If Jesus were married, it wasn't to Mary of Magdala, because then she would have been known as "Mary the wife of Jesus," not Mary of Magdala. Literary and social conventions in antiquity dictated that if women were mentioned (a very rare occurrence) they were nearly always named by their relationship to the patriarchal household, for example: "Joanna the wife of Herod's steward Chusa" (Luke 8,1-3). Atypically, Mary of Magdala was named according to the town she was from (not by her relationship to a man). Biblical scholars believe this indicates that she was probably a wealthy independent woman not bound to the patriarchal household.
Contemporary scholarship has rightfully restored our understanding of Mary of Magdala as an important early Christian leader. Now she becomes the same inspiring role model for twenty-first century disciples that she was for first century Christians.
In 1997 FutureChurch in Cleveland began a special celebration of the July 22nd feast of Mary of Magdala. The event was designed to promote contemporary scholarship about Jesus' inclusive practice and to provide a place for women to serve in visible liturgical roles. The popularity of the celebrations grew rapidly from 23 in 1997 to several hundred each succeeding year. They are held in Catholic parishes, Protestant churches, retreat houses, schools, convent chapels, private homes, and include special celebrations during Lent and Holy Week.
This essay was written by Sr. Christine Schenk CSJ. Schenk is the Executive Director of FutureChurch and has Master's degrees in Theology and Nurse-Midwifery.
Please join us in the annual celebration of Mary of Magdala’s feast day on July 22nd.
Brock, Ann Graham.
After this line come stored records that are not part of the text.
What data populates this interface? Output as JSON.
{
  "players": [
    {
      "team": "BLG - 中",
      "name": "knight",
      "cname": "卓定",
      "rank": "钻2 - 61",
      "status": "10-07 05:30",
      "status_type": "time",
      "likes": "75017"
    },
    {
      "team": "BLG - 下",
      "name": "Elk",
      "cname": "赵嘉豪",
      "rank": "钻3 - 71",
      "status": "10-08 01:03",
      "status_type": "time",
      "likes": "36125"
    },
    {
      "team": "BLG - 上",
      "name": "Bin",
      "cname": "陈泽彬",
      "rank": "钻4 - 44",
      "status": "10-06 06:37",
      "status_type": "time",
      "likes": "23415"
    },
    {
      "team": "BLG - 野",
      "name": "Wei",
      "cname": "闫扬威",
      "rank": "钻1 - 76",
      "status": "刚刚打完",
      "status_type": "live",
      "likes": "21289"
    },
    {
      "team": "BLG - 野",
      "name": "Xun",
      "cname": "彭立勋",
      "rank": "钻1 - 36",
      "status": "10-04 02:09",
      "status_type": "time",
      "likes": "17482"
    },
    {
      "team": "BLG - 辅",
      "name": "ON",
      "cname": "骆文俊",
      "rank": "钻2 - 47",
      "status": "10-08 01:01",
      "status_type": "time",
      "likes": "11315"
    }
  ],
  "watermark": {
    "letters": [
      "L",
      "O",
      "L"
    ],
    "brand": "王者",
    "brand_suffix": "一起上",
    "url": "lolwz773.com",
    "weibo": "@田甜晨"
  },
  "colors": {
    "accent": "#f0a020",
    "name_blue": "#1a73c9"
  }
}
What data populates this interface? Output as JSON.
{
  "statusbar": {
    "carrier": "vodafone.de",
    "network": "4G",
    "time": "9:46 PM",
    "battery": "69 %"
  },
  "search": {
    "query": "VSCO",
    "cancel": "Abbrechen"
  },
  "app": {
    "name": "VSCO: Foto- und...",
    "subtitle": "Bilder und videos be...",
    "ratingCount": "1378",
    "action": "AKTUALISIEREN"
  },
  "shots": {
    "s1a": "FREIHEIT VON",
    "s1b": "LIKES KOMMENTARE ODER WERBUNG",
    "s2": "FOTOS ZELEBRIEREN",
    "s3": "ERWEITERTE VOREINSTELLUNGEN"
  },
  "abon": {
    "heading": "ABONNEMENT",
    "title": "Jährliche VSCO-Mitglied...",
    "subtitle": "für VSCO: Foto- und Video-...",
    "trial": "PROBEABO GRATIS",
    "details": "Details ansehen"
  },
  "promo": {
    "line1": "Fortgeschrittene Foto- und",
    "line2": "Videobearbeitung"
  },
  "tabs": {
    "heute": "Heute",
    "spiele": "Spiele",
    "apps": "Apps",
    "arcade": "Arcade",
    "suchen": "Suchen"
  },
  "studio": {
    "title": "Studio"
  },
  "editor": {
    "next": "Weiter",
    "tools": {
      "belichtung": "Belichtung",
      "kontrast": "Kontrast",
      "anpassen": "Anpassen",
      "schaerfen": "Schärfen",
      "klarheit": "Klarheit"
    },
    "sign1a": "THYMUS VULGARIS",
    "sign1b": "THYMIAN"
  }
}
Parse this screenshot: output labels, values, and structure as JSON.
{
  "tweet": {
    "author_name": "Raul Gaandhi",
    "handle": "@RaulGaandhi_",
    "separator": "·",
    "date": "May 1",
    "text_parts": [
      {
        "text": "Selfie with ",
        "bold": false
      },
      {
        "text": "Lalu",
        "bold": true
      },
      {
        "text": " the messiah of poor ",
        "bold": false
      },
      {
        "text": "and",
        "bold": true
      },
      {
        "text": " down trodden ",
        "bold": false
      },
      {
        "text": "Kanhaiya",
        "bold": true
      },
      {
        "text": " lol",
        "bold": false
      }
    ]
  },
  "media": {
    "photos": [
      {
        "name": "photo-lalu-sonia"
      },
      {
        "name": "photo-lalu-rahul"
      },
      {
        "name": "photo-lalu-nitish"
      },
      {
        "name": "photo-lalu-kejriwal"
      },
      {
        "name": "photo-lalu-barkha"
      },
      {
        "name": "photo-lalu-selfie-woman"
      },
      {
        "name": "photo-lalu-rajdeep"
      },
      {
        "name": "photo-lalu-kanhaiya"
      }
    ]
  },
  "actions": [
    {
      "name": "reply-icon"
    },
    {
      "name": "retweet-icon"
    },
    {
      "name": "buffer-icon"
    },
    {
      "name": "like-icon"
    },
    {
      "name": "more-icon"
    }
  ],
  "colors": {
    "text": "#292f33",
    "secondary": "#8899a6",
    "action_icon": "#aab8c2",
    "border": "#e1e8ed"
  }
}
Mary of Magdala, the Struggle for Authority. Cambridge, Mass.:Harvard University Press, 2003.
Eisen, Ute E. Women Officeholders in Early Christianity: Epigraphical and Literary Studies. Collegeville, MN: Liturgical Press, 2000.
Fiorenza, ES. "Feminist Theology as Critical Theology of Liberation." Theological Studies, 1975.
Haskins, Susan. Mary Magdalen, Myth and Metaphor, NY: Harcourt-Brace, 1993.
Housley, Kathleen. "Solid Citizen or Prostitute- Two Millennia of Misinformation." Dialog, Fall 1998.
King, Karen. The Gospel of Mary of Magdala: Jesus and the First Woman Apostle. Polebridge Press, 2003
Kitzberger, Ingrid Rose. "Mary of Bethany and Mary of Magdala." New Testament Studies, Oct. 1993.
Ricci, Carla. Mary Magdala en and Many Others. Minneapolis: Fortress Press, 1994.
Schaberg, Jane The Resurrection of Mary Magdalene New York: Continuum, 2002.
Thompson, Mary R. Mary of Magdala, Apostle and Leader. New York: Paulist Press, 1995.
Mary of Magdala: the Great Apostle to the Apostles: Special Interview with Sr. Chris Schenk 12/19/11
Published in Portuguese by the Jesuit run Instituto Humanitas Unisinos in Brazil
What the DaVinci Code Owes to Women
Christine Schenk, National Catholic Reporter
It's Not All About Eve - Rediscovering the feminine faces in the Bible
Christine Schenk, America Magazine
Who Framed Mary Magdalen?
Heidi Schlumpf, U.S. Catholic
The Bible’s Lost Stories
Barbara Kantrowitz and Anne Underwood, Newsweek
Mary Magdalene Saint or Sinner?
David Van Biema, Time
Who Was Mary Magdalene